That means that if you need to take action with your 401k you might end up calling the HR section at your old company and there might not be anyone still left there that even remembers you. Basically, leaving an old 401(k) plan with your employer is a formula for neglect and inconveniences.
However, you can’t just withdraw the money from your 401(k) plan or you will get strike with the producing taxes and fines. To be able to get that money out of your old 401(k) plan and into something much better, you will have to execute a specific transfer of funds.
You cannot do a tax-qualified rollover by yourself. You have to do it through the business what your location is transferring your money. The ongoing company that keeps your retirement accounts is known as the custodian. The key part of doing a 401(k) rollover is making sure that the money never enters your hands.

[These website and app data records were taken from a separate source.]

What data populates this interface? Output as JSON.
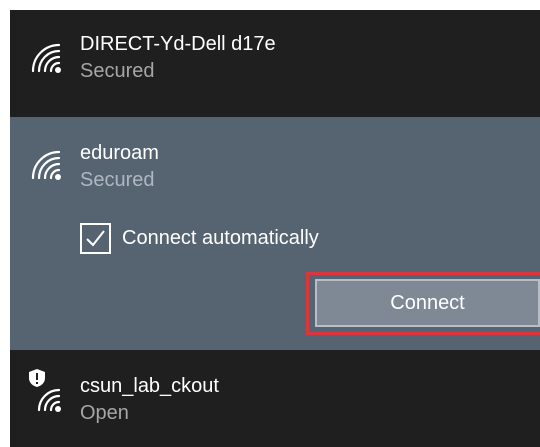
{
  "networks": [
    {
      "name": "DIRECT-Yd-Dell d17e",
      "status": "Secured",
      "icon": "wifi-icon"
    },
    {
      "name": "eduroam",
      "status": "Secured",
      "icon": "wifi-icon",
      "selected": true,
      "auto_connect_label": "Connect automatically",
      "auto_connect_checked": true,
      "connect_label": "Connect"
    },
    {
      "name": "csun_lab_ckout",
      "status": "Open",
      "icon": "wifi-warning-icon"
    }
  ],
  "colors": {
    "panel_bg": "#1f1f1f",
    "selected_bg": "#566371",
    "button_bg": "#7f8996",
    "highlight_border": "#d9363e",
    "secondary_text": "#a6a6a6"
  }
}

Once a single dollar ends up in your money, you have a problem. To keep the money out of your hands, you initiate a rollover or trustee-to-trustee transfer of your 401(k) funds via the custodian of the new account. Typically, the custodian is a brokerage firm, though it’s rather a bank or investment company, or other financial institution.